* What is needed *
Gather every line below where "traffic" appears.

------

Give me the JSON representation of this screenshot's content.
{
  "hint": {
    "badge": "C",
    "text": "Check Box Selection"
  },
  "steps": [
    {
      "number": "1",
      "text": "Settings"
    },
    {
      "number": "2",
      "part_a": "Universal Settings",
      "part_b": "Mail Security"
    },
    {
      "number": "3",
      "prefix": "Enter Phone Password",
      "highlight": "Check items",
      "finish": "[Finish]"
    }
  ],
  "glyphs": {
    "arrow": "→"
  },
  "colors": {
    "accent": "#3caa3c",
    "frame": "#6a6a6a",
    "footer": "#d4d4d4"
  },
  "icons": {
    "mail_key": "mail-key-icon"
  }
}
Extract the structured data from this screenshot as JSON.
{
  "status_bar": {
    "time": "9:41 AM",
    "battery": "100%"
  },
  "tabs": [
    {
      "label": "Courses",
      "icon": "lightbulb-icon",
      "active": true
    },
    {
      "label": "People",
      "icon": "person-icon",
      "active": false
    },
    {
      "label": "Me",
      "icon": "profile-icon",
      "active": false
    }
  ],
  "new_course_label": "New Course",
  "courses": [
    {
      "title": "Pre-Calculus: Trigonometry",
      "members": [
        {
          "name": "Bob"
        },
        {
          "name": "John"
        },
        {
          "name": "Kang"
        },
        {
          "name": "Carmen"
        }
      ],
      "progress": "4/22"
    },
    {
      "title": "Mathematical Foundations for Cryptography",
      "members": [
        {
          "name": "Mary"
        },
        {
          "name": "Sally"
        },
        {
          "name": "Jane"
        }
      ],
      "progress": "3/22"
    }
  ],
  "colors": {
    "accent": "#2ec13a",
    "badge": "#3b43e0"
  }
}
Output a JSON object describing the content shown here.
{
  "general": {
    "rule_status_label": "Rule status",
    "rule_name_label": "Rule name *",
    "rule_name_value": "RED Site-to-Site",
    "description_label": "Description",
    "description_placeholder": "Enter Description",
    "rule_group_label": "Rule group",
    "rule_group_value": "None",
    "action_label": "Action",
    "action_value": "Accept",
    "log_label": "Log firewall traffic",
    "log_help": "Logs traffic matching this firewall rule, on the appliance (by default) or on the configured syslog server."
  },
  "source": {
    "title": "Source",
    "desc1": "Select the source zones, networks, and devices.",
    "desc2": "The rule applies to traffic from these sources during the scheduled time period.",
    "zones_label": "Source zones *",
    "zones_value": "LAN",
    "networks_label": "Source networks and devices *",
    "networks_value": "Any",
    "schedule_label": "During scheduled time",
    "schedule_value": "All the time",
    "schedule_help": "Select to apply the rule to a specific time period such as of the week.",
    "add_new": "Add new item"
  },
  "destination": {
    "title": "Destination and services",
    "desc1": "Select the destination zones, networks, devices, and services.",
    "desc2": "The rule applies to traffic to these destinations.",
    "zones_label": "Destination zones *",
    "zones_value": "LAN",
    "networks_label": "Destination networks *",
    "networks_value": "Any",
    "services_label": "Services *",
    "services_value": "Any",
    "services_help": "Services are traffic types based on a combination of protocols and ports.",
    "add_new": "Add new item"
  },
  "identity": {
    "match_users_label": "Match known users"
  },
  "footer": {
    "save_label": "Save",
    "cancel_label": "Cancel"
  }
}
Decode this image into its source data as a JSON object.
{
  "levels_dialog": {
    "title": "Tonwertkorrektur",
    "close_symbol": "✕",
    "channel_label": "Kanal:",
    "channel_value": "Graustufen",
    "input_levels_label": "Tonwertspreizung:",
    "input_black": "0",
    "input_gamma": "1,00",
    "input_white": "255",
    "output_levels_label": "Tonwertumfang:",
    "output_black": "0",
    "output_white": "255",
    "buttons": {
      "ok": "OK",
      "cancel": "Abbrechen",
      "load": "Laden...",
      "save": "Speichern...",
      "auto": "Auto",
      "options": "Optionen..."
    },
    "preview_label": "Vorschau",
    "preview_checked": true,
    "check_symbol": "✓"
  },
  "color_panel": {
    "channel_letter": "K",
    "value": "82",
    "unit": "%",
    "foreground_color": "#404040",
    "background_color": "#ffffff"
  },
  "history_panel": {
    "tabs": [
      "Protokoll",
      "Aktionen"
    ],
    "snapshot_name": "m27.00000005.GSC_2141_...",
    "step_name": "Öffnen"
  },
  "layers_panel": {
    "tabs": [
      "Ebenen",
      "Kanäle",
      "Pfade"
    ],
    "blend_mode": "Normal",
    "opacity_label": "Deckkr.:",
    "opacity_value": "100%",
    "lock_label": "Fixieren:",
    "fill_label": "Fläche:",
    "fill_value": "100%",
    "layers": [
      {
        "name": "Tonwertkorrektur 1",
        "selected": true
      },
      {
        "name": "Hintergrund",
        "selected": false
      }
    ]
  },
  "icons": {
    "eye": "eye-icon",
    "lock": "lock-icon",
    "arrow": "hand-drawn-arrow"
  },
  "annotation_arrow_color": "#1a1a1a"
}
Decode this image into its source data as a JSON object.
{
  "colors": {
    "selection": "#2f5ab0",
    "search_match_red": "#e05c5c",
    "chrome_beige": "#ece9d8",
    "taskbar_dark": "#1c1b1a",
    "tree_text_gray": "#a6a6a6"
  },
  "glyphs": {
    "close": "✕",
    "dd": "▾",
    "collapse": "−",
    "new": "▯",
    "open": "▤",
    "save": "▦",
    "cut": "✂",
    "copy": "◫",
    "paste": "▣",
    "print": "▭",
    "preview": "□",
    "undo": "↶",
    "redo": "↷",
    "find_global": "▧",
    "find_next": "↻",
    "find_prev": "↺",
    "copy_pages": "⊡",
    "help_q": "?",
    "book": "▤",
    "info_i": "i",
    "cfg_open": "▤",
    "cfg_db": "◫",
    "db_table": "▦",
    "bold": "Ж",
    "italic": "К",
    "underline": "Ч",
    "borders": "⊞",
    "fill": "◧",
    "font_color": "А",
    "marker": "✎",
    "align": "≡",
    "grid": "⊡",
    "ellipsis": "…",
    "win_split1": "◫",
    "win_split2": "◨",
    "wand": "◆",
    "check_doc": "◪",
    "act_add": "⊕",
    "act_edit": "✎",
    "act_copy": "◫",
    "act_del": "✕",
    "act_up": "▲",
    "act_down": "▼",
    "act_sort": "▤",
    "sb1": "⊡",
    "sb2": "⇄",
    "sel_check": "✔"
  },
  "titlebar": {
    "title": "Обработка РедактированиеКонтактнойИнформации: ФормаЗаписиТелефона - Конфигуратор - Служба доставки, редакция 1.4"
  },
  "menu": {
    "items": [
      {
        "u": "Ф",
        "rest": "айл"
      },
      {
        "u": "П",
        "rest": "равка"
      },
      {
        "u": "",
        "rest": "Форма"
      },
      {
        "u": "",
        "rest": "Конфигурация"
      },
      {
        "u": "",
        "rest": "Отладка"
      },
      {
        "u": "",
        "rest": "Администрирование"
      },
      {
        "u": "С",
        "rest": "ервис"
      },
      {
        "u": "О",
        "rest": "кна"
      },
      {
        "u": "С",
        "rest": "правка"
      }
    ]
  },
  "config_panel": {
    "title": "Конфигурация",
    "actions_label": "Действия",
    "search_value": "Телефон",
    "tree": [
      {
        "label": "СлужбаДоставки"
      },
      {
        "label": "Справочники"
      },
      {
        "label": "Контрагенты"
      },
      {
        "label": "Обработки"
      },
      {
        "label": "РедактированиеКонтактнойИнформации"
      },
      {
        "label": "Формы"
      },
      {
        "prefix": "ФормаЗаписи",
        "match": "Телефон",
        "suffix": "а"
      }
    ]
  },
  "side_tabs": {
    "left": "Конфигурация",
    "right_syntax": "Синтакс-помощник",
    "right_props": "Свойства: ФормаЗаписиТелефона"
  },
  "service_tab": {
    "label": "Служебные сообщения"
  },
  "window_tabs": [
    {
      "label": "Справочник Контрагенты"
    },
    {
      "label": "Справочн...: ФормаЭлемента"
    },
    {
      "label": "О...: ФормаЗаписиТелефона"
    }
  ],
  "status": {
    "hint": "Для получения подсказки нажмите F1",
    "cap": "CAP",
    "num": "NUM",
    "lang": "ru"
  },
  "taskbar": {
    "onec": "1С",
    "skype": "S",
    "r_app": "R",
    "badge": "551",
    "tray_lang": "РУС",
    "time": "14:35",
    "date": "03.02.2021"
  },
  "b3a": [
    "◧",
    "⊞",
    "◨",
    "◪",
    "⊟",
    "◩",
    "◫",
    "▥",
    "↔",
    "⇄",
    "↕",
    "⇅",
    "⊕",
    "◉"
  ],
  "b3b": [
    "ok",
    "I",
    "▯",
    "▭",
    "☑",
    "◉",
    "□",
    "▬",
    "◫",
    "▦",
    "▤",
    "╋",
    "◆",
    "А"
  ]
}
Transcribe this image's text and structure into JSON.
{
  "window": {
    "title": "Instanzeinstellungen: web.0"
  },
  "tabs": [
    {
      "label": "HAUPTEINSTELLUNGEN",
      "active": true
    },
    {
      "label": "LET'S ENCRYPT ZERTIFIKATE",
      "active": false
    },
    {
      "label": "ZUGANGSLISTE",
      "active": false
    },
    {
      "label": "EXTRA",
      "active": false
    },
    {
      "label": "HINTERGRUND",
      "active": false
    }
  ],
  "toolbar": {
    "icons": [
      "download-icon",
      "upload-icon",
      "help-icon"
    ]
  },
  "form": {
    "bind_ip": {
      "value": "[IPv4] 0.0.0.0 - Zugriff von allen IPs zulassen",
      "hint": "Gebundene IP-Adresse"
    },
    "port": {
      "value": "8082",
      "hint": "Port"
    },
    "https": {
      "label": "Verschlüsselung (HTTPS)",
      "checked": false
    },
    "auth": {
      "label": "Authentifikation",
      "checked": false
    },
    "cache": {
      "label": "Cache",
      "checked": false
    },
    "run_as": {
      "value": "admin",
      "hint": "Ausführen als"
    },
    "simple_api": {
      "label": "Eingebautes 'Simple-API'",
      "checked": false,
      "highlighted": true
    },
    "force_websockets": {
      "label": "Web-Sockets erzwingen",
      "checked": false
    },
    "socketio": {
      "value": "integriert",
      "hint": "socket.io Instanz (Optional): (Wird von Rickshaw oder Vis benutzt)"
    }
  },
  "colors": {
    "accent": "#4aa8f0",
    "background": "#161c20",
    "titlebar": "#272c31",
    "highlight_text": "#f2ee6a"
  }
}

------

* Answer below *
    "log_label": "Log firewall traffic",
    "log_help": "Logs traffic matching this firewall rule, on the appliance (by default) or on the configured syslog server."
    "desc2": "The rule applies to traffic from these sources during the scheduled time period.",
    "desc2": "The rule applies to traffic to these destinations.",
    "services_help": "Services are traffic types based on a combination of protocols and ports.",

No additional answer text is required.